IIRC Eastern was originally approved for MIA-LGW but tried to hold out for MIA-LHR. The authorities responded by giving the route to Air Florida instead, and Eastern settled for LGW after Air Florida went under.


Every "gatwicked" airline thought they were special and could convince the British to let them into Heathrow, never happened to any US airline in the Bermuda II era. Braniff tried the same trick with no luck either. Only US Heathrow airlines then were TWA & PAN AM. Then AA & UA took over and Delta was still "Gatwicked", Delta has practically had to acquire Virgin Atlantic to be a Heathrow player.
 
blacksoviet
Posts: 1758
Joined: Thu Apr 21, 2016 10:50 am

Re: MIA-LHR non stop in 1970

Mon Dec 02, 2019 11:29 pm

Which Concourses were controlled by Pan Am?
 
User avatar
kurt
Posts: 429
Joined: Sat Oct 06, 2001 10:04 am

Re: MIA-LHR non stop in 1970

Mon Dec 02, 2019 11:41 pm

I believe E (international) and F were the Pan Am concourses. United had a nice Red Carpet Club on F that was the former Pan Am club if I'm not mistaken.
 
jfk777
Posts: 7388
Joined: Tue Aug 22, 2006 7:23 am

Re: MIA-LHR non stop in 1970

Mon Dec 02, 2019 11:43 pm

blacksoviet wrote:
Which Concourses were controlled by Pan Am?


Concourse E was the International Concourse where PA had many of their operations. When they merged with National they controlled concourse F but still had many E flights.
 
MO11
Posts: 1509
Joined: Sun Jan 08, 2017 5:07 pm

Re: MIA-LHR non stop in 1970

Tue Dec 03, 2019 1:10 am

OB1504 wrote:
jfk777 wrote:
Eastern, in the early 1980's, had purchased two former Qantas 747 for a Miami to London flights that never happened. EA did fly it with Dc-10-30 in 1986. Famous photo of one of the planes painted in EA livery at Sydney's Kingfordsmith Airport, neither was ever delivered.


IIRC Eastern was originally approved for MIA-LGW but tried to hold out for MIA-LHR. The authorities responded by giving the route to Air Florida instead, and Eastern settled for LGW after Air Florida went under.



CAB approved Air Florida for MIA-LGW on 12/1/80 (the other two applicants were Eastern and World, but Eastern withdrew its bid prior to the hearing) . In July 1984 Air Florida agreed to sell its London route to Eastern. Instead, the CAB elected to open the route to interested parties, so Eastern and Air Florida terminated their agreement. Applications were received from Air Florida (on behalf of Midway), Eastern, Northeastern International, TWA, and World Airways. The DOT Administrative Law Judge recommended World, but the DOT Assistant Secretary reversed the decision and went with Eastern. This came down in April 1985.
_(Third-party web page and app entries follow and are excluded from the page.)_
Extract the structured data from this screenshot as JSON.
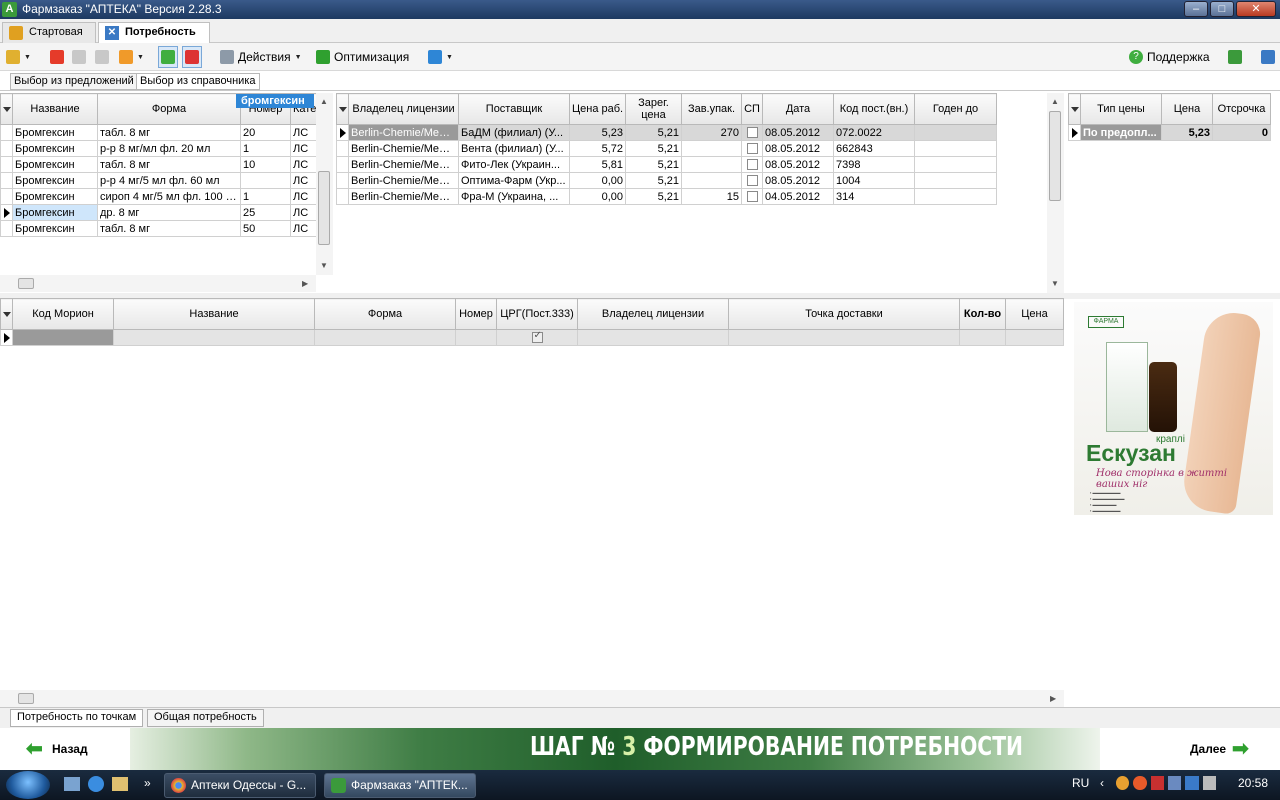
{
  "window": {
    "title": "Фармзаказ \"АПТЕКА\" Версия 2.28.3",
    "app_icon_letter": "A"
  },
  "tabs": [
    {
      "label": "Стартовая",
      "active": false
    },
    {
      "label": "Потребность",
      "active": true
    }
  ],
  "toolbar": {
    "actions_label": "Действия",
    "optimize_label": "Оптимизация",
    "support_label": "Поддержка"
  },
  "subtabs": [
    "Выбор из предложений",
    "Выбор из справочника"
  ],
  "search_tag": "бромгексин",
  "products": {
    "columns": [
      "Название",
      "Форма",
      "Номер",
      "Кате"
    ],
    "rows": [
      {
        "name": "Бромгексин",
        "form": "табл. 8 мг",
        "num": "20",
        "cat": "ЛС"
      },
      {
        "name": "Бромгексин",
        "form": "р-р 8 мг/мл фл. 20 мл",
        "num": "1",
        "cat": "ЛС"
      },
      {
        "name": "Бромгексин",
        "form": "табл. 8 мг",
        "num": "10",
        "cat": "ЛС"
      },
      {
        "name": "Бромгексин",
        "form": "р-р 4 мг/5 мл фл. 60 мл",
        "num": "",
        "cat": "ЛС"
      },
      {
        "name": "Бромгексин",
        "form": "сироп 4 мг/5 мл фл. 100 мл",
        "num": "1",
        "cat": "ЛС"
      },
      {
        "name": "Бромгексин",
        "form": "др. 8 мг",
        "num": "25",
        "cat": "ЛС"
      },
      {
        "name": "Бромгексин",
        "form": "табл. 8 мг",
        "num": "50",
        "cat": "ЛС"
      }
    ]
  },
  "offers": {
    "columns": [
      "Владелец лицензии",
      "Поставщик",
      "Цена раб.",
      "Зарег. цена",
      "Зав.упак.",
      "СП",
      "Дата",
      "Код пост.(вн.)",
      "Годен до"
    ],
    "rows": [
      {
        "owner": "Berlin-Chemie/Mena...",
        "supplier": "БаДМ (филиал) (У...",
        "price": "5,23",
        "reg": "5,21",
        "pack": "270",
        "sp": false,
        "date": "08.05.2012",
        "code": "072.0022",
        "exp": ""
      },
      {
        "owner": "Berlin-Chemie/Mena...",
        "supplier": "Вента (филиал) (У...",
        "price": "5,72",
        "reg": "5,21",
        "pack": "",
        "sp": false,
        "date": "08.05.2012",
        "code": "662843",
        "exp": ""
      },
      {
        "owner": "Berlin-Chemie/Mena...",
        "supplier": "Фито-Лек (Украин...",
        "price": "5,81",
        "reg": "5,21",
        "pack": "",
        "sp": false,
        "date": "08.05.2012",
        "code": "7398",
        "exp": ""
      },
      {
        "owner": "Berlin-Chemie/Mena...",
        "supplier": "Оптима-Фарм (Укр...",
        "price": "0,00",
        "reg": "5,21",
        "pack": "",
        "sp": false,
        "date": "08.05.2012",
        "code": "1004",
        "exp": ""
      },
      {
        "owner": "Berlin-Chemie/Mena...",
        "supplier": "Фра-М (Украина, ...",
        "price": "0,00",
        "reg": "5,21",
        "pack": "15",
        "sp": false,
        "date": "04.05.2012",
        "code": "314",
        "exp": ""
      }
    ]
  },
  "pricetypes": {
    "columns": [
      "Тип цены",
      "Цена",
      "Отсрочка"
    ],
    "rows": [
      {
        "type": "По предопл...",
        "price": "5,23",
        "delay": "0"
      }
    ]
  },
  "needs": {
    "columns": [
      "Код Морион",
      "Название",
      "Форма",
      "Номер",
      "ЦРГ(Пост.333)",
      "Владелец лицензии",
      "Точка доставки",
      "Кол-во",
      "Цена"
    ]
  },
  "ad": {
    "logo": "ФАРМА",
    "brand": "Ескузан",
    "drops": "краплі",
    "slogan": "Нова сторінка в житті ваших ніг"
  },
  "bottom_tabs": [
    "Потребность по точкам",
    "Общая потребность"
  ],
  "step": {
    "back": "Назад",
    "next": "Далее",
    "prefix": "ШАГ №",
    "number": "3",
    "title": "ФОРМИРОВАНИЕ ПОТРЕБНОСТИ"
  },
  "taskbar": {
    "items": [
      "Аптеки Одессы - G...",
      "Фармзаказ \"АПТЕК..."
    ],
    "lang": "RU",
    "clock": "20:58"
  },
  "colors": {
    "accent": "#2e86d6",
    "selected_row": "#d8d8d8",
    "current_cell": "#cfe6fb",
    "step_green": "#1f5e2a"
  }
}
Popular Searches On Airliners.net

Top Photos of Last:   24 Hours  •  48 Hours  •  7 Days  •  30 Days  •  180 Days  •  365 Days  •  All Time

Military Aircraft Every type from fighters to helicopters from air forces around the globe
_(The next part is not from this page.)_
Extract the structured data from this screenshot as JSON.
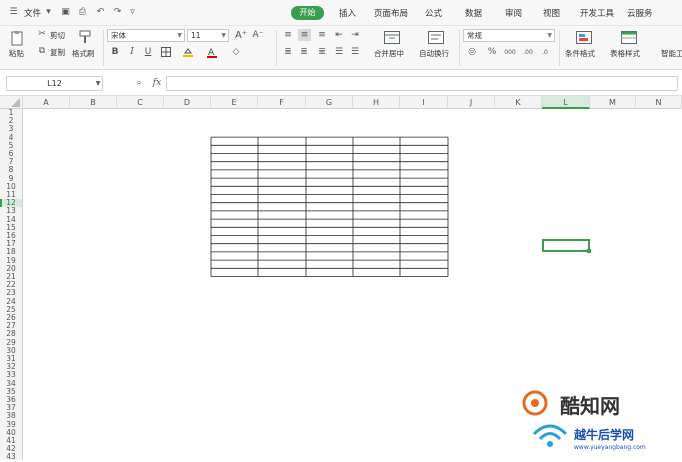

Classic Airliners Props and jets from the good old days

Flight Decks Views from inside the cockpit

Aircraft Cabins Passenger cabin shots showing seat arrangements as well as cargo aircraft interior
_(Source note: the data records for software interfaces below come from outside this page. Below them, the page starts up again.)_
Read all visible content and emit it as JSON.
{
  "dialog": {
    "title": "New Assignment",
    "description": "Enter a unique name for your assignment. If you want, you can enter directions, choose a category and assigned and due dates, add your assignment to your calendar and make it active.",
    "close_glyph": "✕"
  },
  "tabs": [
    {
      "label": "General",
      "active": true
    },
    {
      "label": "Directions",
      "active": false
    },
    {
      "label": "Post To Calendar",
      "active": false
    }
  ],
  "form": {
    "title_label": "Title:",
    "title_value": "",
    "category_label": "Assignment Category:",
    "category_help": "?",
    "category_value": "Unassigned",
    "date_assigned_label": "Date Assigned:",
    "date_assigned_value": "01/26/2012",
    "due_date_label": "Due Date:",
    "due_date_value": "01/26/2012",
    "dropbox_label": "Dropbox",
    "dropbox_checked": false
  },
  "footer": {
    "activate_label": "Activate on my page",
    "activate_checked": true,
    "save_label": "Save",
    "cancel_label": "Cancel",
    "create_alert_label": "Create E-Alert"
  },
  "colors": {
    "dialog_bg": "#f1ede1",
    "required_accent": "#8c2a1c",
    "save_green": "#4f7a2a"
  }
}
Cargo Aircraft Pictures of great freighter aircraft

Government Aircraft Aircraft flying government officials

Helicopters Our large helicopter section. Both military and civil versions

Blimps / Airships Everything from the Goodyear blimp to the Zeppelin

Night Photos Beautiful shots taken while the sun is below the horizon

Accidents Accident, incident and crash related photos

Air to Air Photos taken by airborne photographers of airborne aircraft

Special Paint Schemes Aircraft painted in beautiful and original liveries

Airport Overviews Airport overviews from the air or ground

Tails and Winglets Tail and Winglet closeups with beautiful airline logos